From natural-looking colour and soft balayages to in-your-face vibrant rainbow tresses, it’s clear that hair colour is a staple in today’s beauty industry. And that makes hair colour even more important. Beauty is a multi-billion-dollar industry (an estimated US$316 billion in 2019) that’s continuing to grow, and hair care products, including hair colour products, are the largest portions of the beauty industry, securing nearly a quarter of industry revenue.
While revenues have continued to grow and colour trends and products have obviously dramatically changed since ancient Egypt, surprisingly much of the actual chemical composition of most hair colour products has remained unchanged since the first one was introduced as a commercial product over a hundred years ago!

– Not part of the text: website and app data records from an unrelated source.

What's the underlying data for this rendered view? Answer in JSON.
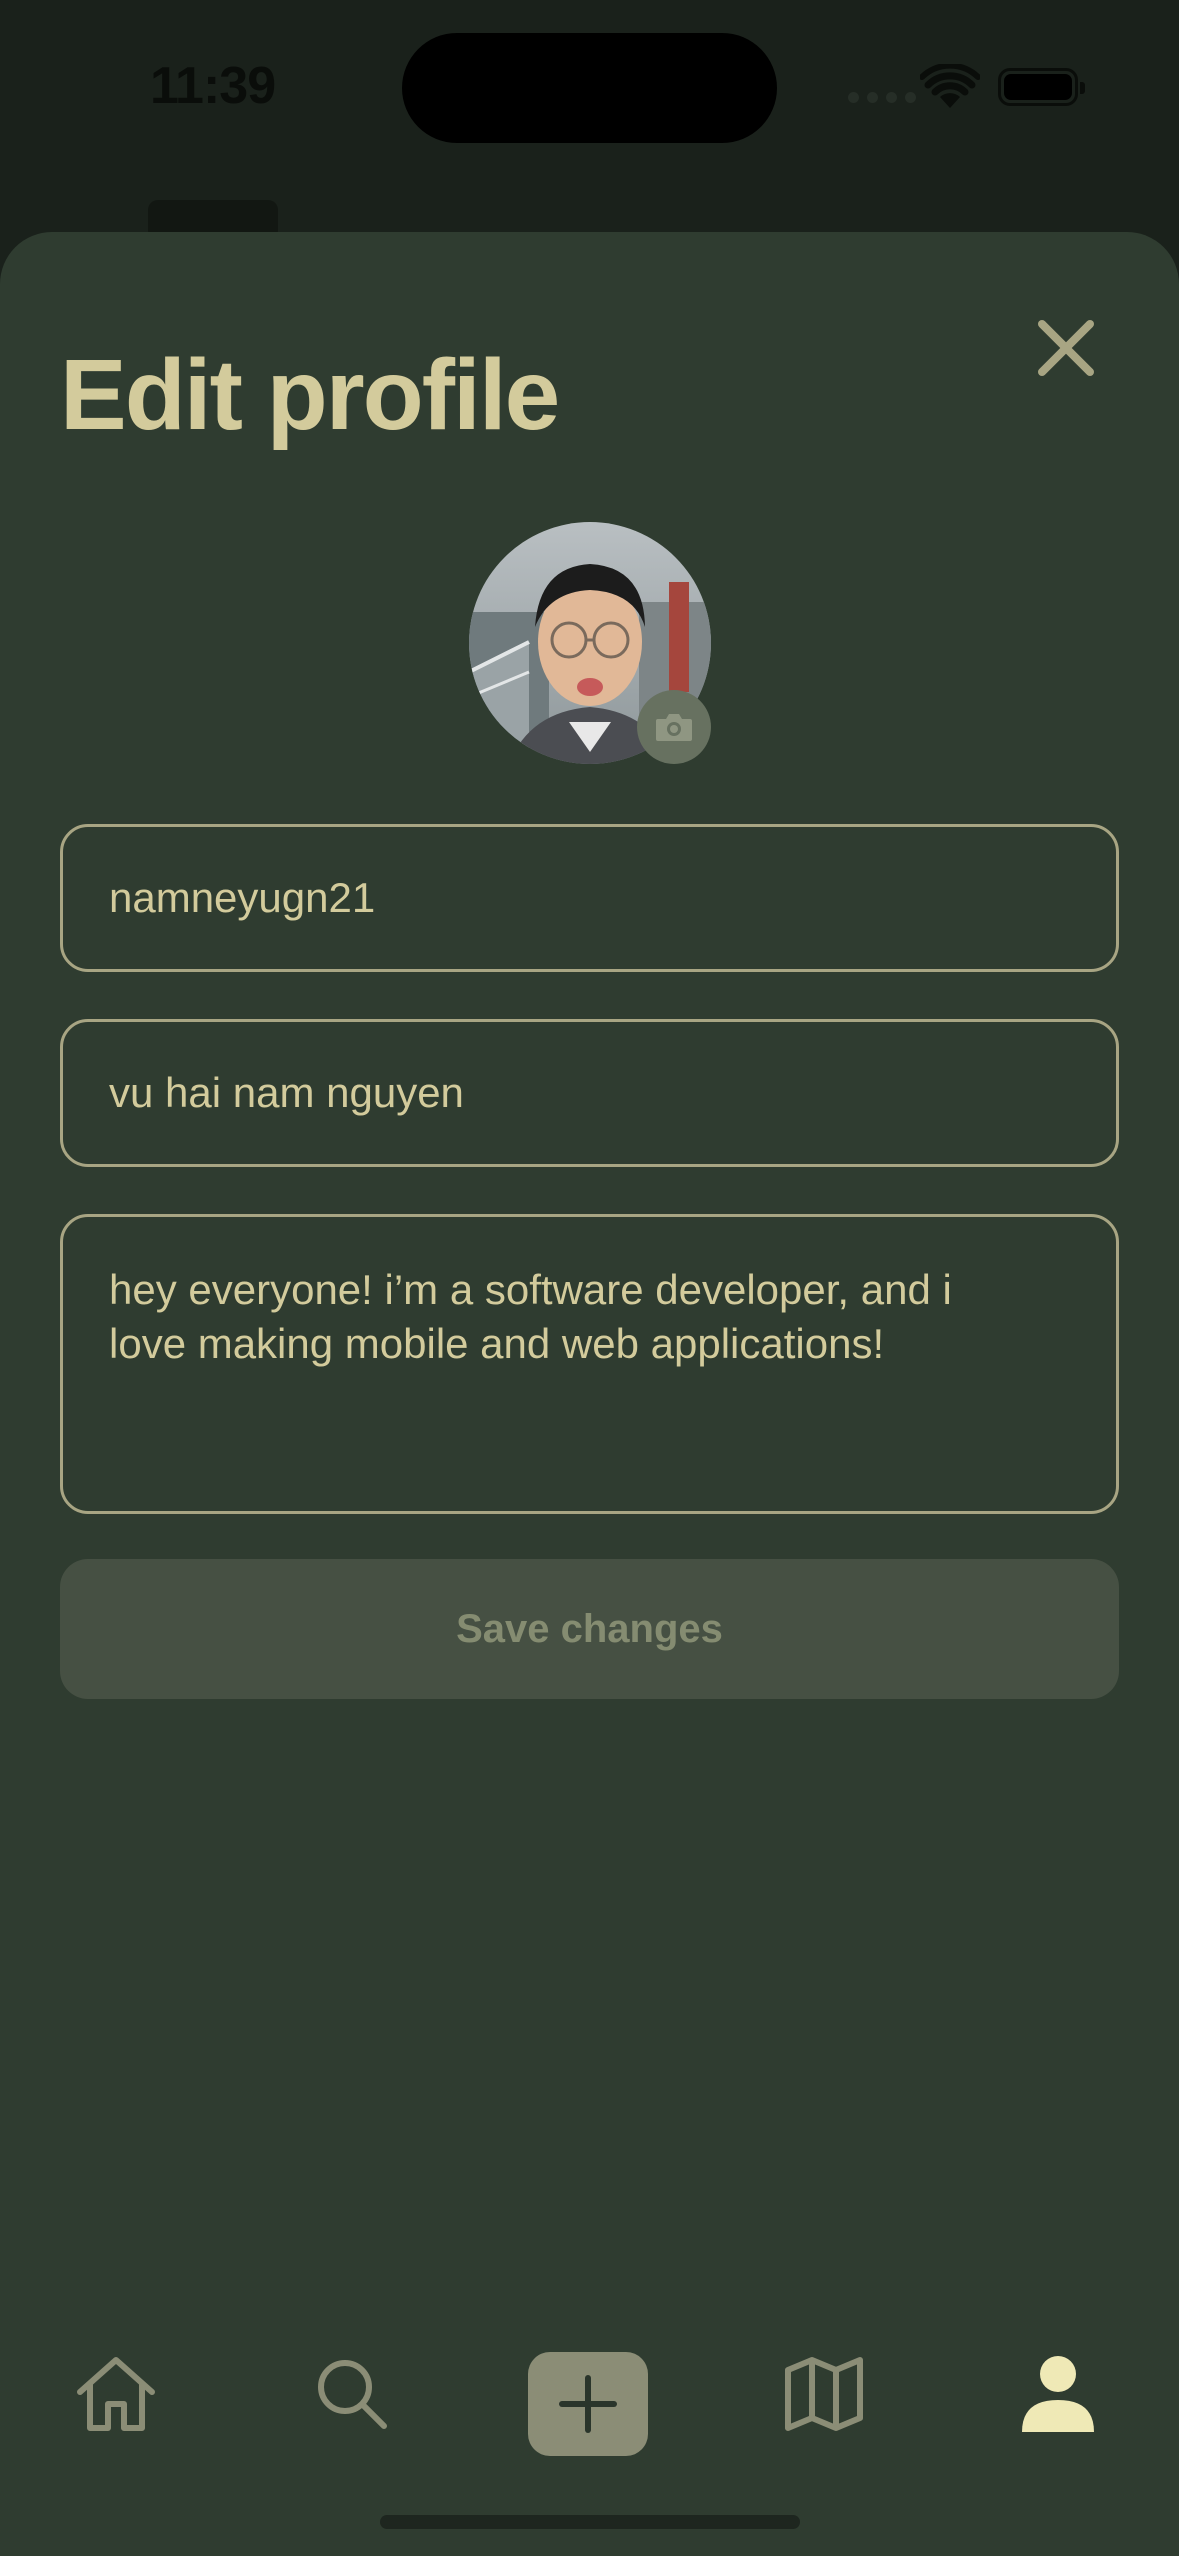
{
  "status_bar": {
    "time": "11:39"
  },
  "sheet": {
    "title": "Edit profile",
    "close_icon": "close-icon",
    "avatar_badge_icon": "camera-icon"
  },
  "form": {
    "username": "namneyugn21",
    "display_name": "vu hai nam nguyen",
    "bio_line1": "hey everyone! i’m a software developer, and i",
    "bio_line2": "love making mobile and web applications!",
    "save_label": "Save changes"
  },
  "tab_bar": {
    "items": [
      "home-icon",
      "search-icon",
      "plus-icon",
      "map-icon",
      "profile-icon"
    ],
    "active": "profile-icon"
  },
  "colors": {
    "accent_text": "#d3cb9c",
    "sheet_bg": "#2f3c30",
    "field_border": "#a8a583",
    "button_disabled_bg": "#465043",
    "button_disabled_text": "#858c71"
  }
}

For comparison’s sake, Schueller introduced commercial hair colour in 1907, a year before Henry Ford introduced the Model T. The advancements in the automobile industry since 1908’s Model T are obvious, but the enhancements in the hair colour industry? There really aren’t very many. While the capabilities and techniques of hair colour have changed dramatically in the past century, the building blocks of most permanent hair colour products remain the same in the 21st century, including the base chemical of PPD and other ingredients like ammonia and resorcinol. Of course, that doesn’t mean that there haven’t been and won’t continue to be advancements in the science of dyeing hair. The future will no doubt continue to evolve with gentler formulas and more intense colour options continuously being released and marketed in salons and for at-home use.
Why do we remain so obsessed with the process? The industry is so dominant because it is so closely tied to our perception of beauty and how we want to present ourselves to the world. Hair has always been an integral part of self-expression, and for decades hair colour has been a key part of that outlet for self-expression and closely tied with fashion. A new hairstyle or a change of hair colour can help define who you are and what you aspire to be. It can play a significant role in your life, marking the beginning of a new phase or the ending of an old one. Or it could be as simple as colouring your hair because you want to match your favourite celebrity’s look.
Whatever your reason for colouring (or not colouring) your hair, one thing is undeniable.… It’s clear that the future of hair dye will be as colourful as its past.
Want more? You can read other stories from our The Story Of series right here.